And so it was that I discovered a tiny irrigation line running from my water dish, under the fence, to our neighbor’s yard.  This explained why my water supply had been evaporating at an alarming rate.  I confronted the culprit, an Irish Wolfhound named Seamus who has a legendary thirst and a talent for installing drip irrigation materials.  At first, he denied syphoning my water.  Then, when I brought my considerable legal acumen to bear, he became defensive.  So, employing my superior agility, I wrapped the irrigation line around his neck until he agreed to leave my water alone.

When I explained the Seamus situation to Dad, he was patronizingly complimentary.  He began blabbing about California water rights, the imposition of water use restrictions and the like, and said that my resolution with Seamus, while effective, was a very simplistic and violent solution to a larger, more complex set of problems.  Such problems, he said, must be addressed by learned individuals acting patiently, reasonably and respectfully with one another.  I listened.  Then I “accidentally” knocked over my indoor water dish so I could witness first hand my learned companion as he patiently, reasonably and respectfully cleaned up the mess.

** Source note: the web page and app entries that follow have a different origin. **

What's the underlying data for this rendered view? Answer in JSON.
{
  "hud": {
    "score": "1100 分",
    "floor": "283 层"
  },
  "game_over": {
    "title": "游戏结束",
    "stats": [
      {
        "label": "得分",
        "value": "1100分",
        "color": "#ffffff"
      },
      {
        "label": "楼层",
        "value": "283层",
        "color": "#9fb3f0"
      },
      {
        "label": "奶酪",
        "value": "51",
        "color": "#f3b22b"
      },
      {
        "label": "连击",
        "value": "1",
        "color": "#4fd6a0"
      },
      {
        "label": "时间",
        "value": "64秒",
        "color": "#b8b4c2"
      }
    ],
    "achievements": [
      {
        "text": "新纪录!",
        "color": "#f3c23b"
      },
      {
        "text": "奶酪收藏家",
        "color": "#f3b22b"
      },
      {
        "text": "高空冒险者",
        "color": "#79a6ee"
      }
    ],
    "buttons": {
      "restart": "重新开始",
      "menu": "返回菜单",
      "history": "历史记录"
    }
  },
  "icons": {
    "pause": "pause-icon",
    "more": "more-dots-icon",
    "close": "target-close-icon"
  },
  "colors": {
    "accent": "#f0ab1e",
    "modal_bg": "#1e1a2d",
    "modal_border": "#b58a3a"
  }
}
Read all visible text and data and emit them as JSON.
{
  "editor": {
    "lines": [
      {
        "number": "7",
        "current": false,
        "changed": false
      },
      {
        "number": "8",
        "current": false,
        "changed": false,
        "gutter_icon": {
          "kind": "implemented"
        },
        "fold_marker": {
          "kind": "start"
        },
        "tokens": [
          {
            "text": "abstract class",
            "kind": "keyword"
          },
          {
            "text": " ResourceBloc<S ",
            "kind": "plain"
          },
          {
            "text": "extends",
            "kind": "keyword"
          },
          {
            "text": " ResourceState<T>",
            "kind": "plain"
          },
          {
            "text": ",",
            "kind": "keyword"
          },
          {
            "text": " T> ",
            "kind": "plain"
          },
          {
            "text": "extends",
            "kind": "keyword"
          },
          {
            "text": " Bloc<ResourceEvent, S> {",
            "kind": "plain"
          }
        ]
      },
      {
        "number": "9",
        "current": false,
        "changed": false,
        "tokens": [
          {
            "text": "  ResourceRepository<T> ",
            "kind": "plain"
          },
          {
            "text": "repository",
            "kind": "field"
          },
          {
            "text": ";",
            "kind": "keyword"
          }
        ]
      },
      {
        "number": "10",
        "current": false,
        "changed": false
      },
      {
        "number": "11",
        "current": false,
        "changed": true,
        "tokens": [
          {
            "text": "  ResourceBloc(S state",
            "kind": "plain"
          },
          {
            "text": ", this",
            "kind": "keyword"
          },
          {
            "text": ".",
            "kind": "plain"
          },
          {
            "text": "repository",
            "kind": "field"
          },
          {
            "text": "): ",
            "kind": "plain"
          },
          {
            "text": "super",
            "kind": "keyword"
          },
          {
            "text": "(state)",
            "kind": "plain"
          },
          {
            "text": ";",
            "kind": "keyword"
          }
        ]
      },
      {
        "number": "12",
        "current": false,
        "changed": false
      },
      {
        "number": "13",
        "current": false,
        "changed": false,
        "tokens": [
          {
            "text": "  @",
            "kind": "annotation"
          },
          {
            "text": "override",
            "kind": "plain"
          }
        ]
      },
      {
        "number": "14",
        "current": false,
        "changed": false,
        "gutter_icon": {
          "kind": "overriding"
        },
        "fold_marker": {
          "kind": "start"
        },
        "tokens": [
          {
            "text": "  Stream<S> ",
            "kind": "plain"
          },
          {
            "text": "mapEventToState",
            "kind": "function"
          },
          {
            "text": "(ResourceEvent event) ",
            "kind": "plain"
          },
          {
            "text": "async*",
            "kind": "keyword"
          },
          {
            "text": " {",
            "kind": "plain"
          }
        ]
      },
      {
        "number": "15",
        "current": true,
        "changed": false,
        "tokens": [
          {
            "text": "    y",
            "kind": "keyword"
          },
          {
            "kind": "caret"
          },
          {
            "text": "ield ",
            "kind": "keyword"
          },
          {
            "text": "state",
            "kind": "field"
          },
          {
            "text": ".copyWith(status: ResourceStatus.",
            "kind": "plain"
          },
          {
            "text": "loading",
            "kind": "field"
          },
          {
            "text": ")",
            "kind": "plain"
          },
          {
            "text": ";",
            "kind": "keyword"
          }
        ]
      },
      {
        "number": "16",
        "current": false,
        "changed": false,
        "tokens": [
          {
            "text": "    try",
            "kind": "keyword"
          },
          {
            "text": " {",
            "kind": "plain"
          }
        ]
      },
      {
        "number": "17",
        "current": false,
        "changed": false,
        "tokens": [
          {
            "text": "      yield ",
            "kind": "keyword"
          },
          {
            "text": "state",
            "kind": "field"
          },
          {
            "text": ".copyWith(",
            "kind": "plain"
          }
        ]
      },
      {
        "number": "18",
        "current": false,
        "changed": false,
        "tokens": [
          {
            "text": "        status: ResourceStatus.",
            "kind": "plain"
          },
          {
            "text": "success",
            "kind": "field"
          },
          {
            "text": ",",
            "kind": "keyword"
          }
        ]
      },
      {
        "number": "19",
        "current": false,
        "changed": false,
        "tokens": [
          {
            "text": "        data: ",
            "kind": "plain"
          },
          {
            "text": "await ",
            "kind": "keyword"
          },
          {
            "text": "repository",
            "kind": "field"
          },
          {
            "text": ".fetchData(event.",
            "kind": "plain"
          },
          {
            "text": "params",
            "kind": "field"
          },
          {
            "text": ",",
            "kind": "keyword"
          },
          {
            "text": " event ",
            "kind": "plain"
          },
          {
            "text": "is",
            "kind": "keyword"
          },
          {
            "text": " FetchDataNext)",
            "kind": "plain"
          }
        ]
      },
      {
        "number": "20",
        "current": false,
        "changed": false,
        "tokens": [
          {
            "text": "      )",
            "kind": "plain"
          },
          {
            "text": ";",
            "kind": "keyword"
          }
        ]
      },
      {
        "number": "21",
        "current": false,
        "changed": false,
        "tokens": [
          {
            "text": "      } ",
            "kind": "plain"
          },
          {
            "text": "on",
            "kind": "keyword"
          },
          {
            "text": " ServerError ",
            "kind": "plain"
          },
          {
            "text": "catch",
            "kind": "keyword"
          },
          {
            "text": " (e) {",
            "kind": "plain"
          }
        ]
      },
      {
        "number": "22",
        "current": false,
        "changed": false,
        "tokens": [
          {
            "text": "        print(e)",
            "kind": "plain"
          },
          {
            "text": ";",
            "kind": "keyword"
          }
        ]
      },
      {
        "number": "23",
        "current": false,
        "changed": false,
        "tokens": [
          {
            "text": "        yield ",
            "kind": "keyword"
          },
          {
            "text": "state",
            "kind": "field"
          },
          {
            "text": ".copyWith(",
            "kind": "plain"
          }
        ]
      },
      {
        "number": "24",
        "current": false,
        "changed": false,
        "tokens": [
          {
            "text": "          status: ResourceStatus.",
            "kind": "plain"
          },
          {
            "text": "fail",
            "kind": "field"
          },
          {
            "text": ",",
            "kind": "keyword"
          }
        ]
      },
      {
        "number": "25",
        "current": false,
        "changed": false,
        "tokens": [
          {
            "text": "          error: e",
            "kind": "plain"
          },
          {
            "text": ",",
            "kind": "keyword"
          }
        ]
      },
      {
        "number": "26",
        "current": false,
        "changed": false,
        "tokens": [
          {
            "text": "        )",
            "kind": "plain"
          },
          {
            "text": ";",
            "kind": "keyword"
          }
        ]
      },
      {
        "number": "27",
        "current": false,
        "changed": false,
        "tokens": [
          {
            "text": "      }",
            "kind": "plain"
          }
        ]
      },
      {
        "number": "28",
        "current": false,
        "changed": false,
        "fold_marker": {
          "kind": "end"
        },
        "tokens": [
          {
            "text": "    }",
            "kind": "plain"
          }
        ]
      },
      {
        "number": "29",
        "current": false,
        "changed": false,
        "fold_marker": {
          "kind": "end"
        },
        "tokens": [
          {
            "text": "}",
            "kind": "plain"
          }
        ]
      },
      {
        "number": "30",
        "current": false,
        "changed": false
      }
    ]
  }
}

Later in the day, after a homeowners’  association official (aka water police) witnessed me lifting my leg over a plant in the front yard, he cited my dad.  You see, we can only water grass and plants two days a week, and my irrigation activity did not occur on one of those two prescribed days.  Dad was furious.  I tried to calm him down by quietly explaining about California water rights, restrictions, etc.  You can probably guess how that went.

Now, I’m in my dog house, staring out at a waterless yard and thinking about my joyless dad.  I guess there are many kinds of droughts.